Excerpts from an interface dataset
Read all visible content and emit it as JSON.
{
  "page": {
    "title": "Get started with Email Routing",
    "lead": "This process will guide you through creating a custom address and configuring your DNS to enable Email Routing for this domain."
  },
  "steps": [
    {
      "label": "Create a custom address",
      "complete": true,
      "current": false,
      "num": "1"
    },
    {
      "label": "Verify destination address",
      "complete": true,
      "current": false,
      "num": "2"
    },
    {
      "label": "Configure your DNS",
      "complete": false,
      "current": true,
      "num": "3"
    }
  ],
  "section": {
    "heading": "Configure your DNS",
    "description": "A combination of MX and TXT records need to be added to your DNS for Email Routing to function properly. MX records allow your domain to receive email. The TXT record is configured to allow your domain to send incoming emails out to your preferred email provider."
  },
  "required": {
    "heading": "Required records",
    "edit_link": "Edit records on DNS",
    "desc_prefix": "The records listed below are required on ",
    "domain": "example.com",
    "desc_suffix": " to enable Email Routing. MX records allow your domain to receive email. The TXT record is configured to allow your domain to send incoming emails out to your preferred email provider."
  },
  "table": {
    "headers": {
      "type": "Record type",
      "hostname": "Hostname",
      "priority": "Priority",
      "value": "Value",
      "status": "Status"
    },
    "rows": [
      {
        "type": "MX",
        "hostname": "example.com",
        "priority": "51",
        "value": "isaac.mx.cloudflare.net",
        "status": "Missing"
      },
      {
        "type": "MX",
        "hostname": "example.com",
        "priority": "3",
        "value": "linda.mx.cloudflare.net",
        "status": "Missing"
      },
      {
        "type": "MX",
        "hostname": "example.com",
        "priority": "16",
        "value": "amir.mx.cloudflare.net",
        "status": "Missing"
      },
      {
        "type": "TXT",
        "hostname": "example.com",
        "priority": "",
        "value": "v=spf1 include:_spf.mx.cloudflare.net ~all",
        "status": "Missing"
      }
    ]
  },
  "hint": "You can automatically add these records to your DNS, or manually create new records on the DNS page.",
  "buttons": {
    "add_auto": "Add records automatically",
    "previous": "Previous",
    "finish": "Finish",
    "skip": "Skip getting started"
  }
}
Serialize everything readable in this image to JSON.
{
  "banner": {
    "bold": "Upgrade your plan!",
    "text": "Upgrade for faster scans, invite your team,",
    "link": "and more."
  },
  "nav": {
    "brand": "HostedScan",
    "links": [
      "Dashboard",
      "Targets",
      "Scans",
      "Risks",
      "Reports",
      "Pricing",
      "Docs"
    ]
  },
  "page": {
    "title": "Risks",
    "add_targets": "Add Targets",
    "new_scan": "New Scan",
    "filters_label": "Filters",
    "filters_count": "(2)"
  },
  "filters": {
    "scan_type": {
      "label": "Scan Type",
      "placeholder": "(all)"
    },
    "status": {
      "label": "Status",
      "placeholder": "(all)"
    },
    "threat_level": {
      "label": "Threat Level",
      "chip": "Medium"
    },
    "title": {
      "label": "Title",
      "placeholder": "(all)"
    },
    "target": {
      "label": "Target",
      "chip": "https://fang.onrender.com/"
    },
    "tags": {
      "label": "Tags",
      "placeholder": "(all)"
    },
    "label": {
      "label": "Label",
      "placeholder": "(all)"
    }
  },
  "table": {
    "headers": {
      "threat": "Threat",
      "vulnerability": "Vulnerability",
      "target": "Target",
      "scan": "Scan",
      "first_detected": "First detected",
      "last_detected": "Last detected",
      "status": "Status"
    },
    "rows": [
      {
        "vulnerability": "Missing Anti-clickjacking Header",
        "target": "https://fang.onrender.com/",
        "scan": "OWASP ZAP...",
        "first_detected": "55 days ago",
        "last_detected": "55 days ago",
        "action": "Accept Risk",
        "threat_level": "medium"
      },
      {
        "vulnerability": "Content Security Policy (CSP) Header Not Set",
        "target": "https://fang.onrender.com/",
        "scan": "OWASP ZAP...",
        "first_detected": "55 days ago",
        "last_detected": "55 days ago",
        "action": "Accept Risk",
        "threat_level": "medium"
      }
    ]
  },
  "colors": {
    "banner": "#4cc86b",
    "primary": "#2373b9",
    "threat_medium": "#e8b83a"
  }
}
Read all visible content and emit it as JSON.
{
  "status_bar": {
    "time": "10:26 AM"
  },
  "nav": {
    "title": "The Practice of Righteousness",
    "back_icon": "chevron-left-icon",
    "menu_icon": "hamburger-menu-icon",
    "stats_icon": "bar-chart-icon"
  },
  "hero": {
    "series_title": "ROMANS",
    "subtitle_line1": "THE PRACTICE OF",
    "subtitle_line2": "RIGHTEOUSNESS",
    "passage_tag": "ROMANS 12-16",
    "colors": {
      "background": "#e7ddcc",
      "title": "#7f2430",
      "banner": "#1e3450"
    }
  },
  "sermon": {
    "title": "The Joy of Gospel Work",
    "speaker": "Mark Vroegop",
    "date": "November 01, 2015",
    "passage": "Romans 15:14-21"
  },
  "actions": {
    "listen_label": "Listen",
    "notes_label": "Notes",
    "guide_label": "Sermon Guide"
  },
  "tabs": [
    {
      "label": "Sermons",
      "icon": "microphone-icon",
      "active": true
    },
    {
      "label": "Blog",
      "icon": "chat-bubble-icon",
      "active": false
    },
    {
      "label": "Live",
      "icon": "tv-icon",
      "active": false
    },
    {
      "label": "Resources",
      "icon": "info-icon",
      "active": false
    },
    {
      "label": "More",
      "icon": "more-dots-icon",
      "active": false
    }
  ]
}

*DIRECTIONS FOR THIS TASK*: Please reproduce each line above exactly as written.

*COMPLETED TASK*:
Read all visible content and emit it as JSON.
{
  "page": {
    "title": "Get started with Email Routing",
    "lead": "This process will guide you through creating a custom address and configuring your DNS to enable Email Routing for this domain."
  },
  "steps": [
    {
      "label": "Create a custom address",
      "complete": true,
      "current": false,
      "num": "1"
    },
    {
      "label": "Verify destination address",
      "complete": true,
      "current": false,
      "num": "2"
    },
    {
      "label": "Configure your DNS",
      "complete": false,
      "current": true,
      "num": "3"
    }
  ],
  "section": {
    "heading": "Configure your DNS",
    "description": "A combination of MX and TXT records need to be added to your DNS for Email Routing to function properly. MX records allow your domain to receive email. The TXT record is configured to allow your domain to send incoming emails out to your preferred email provider."
  },
  "required": {
    "heading": "Required records",
    "edit_link": "Edit records on DNS",
    "desc_prefix": "The records listed below are required on ",
    "domain": "example.com",
    "desc_suffix": " to enable Email Routing. MX records allow your domain to receive email. The TXT record is configured to allow your domain to send incoming emails out to your preferred email provider."
  },
  "table": {
    "headers": {
      "type": "Record type",
      "hostname": "Hostname",
      "priority": "Priority",
      "value": "Value",
      "status": "Status"
    },
    "rows": [
      {
        "type": "MX",
        "hostname": "example.com",
        "priority": "51",
        "value": "isaac.mx.cloudflare.net",
        "status": "Missing"
      },
      {
        "type": "MX",
        "hostname": "example.com",
        "priority": "3",
        "value": "linda.mx.cloudflare.net",
        "status": "Missing"
      },
      {
        "type": "MX",
        "hostname": "example.com",
        "priority": "16",
        "value": "amir.mx.cloudflare.net",
        "status": "Missing"
      },
      {
        "type": "TXT",
        "hostname": "example.com",
        "priority": "",
        "value": "v=spf1 include:_spf.mx.cloudflare.net ~all",
        "status": "Missing"
      }
    ]
  },
  "hint": "You can automatically add these records to your DNS, or manually create new records on the DNS page.",
  "buttons": {
    "add_auto": "Add records automatically",
    "previous": "Previous",
    "finish": "Finish",
    "skip": "Skip getting started"
  }
}
Serialize everything readable in this image to JSON.
{
  "banner": {
    "bold": "Upgrade your plan!",
    "text": "Upgrade for faster scans, invite your team,",
    "link": "and more."
  },
  "nav": {
    "brand": "HostedScan",
    "links": [
      "Dashboard",
      "Targets",
      "Scans",
      "Risks",
      "Reports",
      "Pricing",
      "Docs"
    ]
  },
  "page": {
    "title": "Risks",
    "add_targets": "Add Targets",
    "new_scan": "New Scan",
    "filters_label": "Filters",
    "filters_count": "(2)"
  },
  "filters": {
    "scan_type": {
      "label": "Scan Type",
      "placeholder": "(all)"
    },
    "status": {
      "label": "Status",
      "placeholder": "(all)"
    },
    "threat_level": {
      "label": "Threat Level",
      "chip": "Medium"
    },
    "title": {
      "label": "Title",
      "placeholder": "(all)"
    },
    "target": {
      "label": "Target",
      "chip": "https://fang.onrender.com/"
    },
    "tags": {
      "label": "Tags",
      "placeholder": "(all)"
    },
    "label": {
      "label": "Label",
      "placeholder": "(all)"
    }
  },
  "table": {
    "headers": {
      "threat": "Threat",
      "vulnerability": "Vulnerability",
      "target": "Target",
      "scan": "Scan",
      "first_detected": "First detected",
      "last_detected": "Last detected",
      "status": "Status"
    },
    "rows": [
      {
        "vulnerability": "Missing Anti-clickjacking Header",
        "target": "https://fang.onrender.com/",
        "scan": "OWASP ZAP...",
        "first_detected": "55 days ago",
        "last_detected": "55 days ago",
        "action": "Accept Risk",
        "threat_level": "medium"
      },
      {
        "vulnerability": "Content Security Policy (CSP) Header Not Set",
        "target": "https://fang.onrender.com/",
        "scan": "OWASP ZAP...",
        "first_detected": "55 days ago",
        "last_detected": "55 days ago",
        "action": "Accept Risk",
        "threat_level": "medium"
      }
    ]
  },
  "colors": {
    "banner": "#4cc86b",
    "primary": "#2373b9",
    "threat_medium": "#e8b83a"
  }
}
Read all visible content and emit it as JSON.
{
  "status_bar": {
    "time": "10:26 AM"
  },
  "nav": {
    "title": "The Practice of Righteousness",
    "back_icon": "chevron-left-icon",
    "menu_icon": "hamburger-menu-icon",
    "stats_icon": "bar-chart-icon"
  },
  "hero": {
    "series_title": "ROMANS",
    "subtitle_line1": "THE PRACTICE OF",
    "subtitle_line2": "RIGHTEOUSNESS",
    "passage_tag": "ROMANS 12-16",
    "colors": {
      "background": "#e7ddcc",
      "title": "#7f2430",
      "banner": "#1e3450"
    }
  },
  "sermon": {
    "title": "The Joy of Gospel Work",
    "speaker": "Mark Vroegop",
    "date": "November 01, 2015",
    "passage": "Romans 15:14-21"
  },
  "actions": {
    "listen_label": "Listen",
    "notes_label": "Notes",
    "guide_label": "Sermon Guide"
  },
  "tabs": [
    {
      "label": "Sermons",
      "icon": "microphone-icon",
      "active": true
    },
    {
      "label": "Blog",
      "icon": "chat-bubble-icon",
      "active": false
    },
    {
      "label": "Live",
      "icon": "tv-icon",
      "active": false
    },
    {
      "label": "Resources",
      "icon": "info-icon",
      "active": false
    },
    {
      "label": "More",
      "icon": "more-dots-icon",
      "active": false
    }
  ]
}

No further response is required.